(Website and app data records)
########

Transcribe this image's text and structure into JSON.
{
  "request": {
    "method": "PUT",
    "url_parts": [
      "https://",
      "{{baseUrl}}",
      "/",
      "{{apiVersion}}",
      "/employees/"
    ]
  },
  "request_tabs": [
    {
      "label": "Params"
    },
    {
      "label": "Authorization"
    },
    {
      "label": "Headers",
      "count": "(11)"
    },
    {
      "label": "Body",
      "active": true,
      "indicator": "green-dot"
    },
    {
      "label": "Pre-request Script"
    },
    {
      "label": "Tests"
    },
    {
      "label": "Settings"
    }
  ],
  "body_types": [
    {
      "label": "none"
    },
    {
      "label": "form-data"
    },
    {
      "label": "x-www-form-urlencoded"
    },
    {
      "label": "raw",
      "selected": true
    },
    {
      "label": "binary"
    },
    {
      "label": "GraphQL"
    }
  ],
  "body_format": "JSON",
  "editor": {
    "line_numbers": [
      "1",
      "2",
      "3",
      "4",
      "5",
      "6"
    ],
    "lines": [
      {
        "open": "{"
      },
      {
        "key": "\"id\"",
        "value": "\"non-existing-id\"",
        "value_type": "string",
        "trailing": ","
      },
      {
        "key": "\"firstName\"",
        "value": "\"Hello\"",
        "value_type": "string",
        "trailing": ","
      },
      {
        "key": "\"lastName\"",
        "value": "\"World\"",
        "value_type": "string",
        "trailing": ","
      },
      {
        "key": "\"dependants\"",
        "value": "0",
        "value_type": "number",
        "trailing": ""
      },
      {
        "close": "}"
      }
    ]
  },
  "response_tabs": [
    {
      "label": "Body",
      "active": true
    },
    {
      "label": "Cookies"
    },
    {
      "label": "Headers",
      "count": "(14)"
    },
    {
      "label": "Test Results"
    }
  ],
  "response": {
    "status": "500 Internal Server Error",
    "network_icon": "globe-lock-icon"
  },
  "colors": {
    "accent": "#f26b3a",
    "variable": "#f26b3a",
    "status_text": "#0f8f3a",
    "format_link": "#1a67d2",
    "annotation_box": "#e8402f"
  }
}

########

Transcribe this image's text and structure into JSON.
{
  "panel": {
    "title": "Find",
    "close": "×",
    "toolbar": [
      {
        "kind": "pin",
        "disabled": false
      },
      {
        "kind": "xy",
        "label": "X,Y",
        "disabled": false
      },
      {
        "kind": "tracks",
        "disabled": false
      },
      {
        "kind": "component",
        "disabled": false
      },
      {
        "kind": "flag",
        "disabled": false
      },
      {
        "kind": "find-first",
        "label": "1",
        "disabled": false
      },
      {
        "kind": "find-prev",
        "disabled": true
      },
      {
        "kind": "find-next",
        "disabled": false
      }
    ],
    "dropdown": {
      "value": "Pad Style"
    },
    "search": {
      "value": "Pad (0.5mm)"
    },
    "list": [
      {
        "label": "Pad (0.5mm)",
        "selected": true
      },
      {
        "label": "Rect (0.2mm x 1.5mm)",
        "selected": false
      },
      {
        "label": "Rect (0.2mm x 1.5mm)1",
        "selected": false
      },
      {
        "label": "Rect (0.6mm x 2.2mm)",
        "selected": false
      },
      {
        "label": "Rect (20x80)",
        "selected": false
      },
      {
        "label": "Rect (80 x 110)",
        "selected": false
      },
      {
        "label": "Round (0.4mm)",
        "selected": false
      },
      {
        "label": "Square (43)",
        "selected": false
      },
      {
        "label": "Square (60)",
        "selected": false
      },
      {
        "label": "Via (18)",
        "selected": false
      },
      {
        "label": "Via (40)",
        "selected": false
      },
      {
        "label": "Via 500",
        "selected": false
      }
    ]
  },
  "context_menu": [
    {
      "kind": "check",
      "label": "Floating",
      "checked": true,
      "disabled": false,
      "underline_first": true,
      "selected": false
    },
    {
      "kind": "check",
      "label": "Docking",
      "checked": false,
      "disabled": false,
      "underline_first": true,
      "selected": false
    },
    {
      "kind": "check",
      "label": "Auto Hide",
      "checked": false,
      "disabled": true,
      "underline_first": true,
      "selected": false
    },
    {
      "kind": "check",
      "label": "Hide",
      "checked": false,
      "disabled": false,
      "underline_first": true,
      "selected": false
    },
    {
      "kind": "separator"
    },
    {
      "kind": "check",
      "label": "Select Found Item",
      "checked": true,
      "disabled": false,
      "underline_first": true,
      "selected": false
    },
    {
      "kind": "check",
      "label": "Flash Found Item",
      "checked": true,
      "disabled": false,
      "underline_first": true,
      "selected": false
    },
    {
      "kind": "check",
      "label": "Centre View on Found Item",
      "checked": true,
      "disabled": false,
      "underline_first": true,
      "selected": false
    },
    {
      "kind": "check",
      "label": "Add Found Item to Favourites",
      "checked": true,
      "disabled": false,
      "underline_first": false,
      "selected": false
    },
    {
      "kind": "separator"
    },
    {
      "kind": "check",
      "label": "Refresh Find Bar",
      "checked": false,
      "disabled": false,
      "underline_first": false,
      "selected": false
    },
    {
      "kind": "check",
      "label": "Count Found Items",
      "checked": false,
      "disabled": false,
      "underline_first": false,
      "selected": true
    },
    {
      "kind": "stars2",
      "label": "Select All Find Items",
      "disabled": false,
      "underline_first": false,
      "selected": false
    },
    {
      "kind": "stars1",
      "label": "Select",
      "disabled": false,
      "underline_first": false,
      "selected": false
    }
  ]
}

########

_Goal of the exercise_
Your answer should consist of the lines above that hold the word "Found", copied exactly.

_Answer space_
      "label": "Select Found Item",
      "label": "Flash Found Item",
      "label": "Centre View on Found Item",
      "label": "Add Found Item to Favourites",
      "label": "Count Found Items",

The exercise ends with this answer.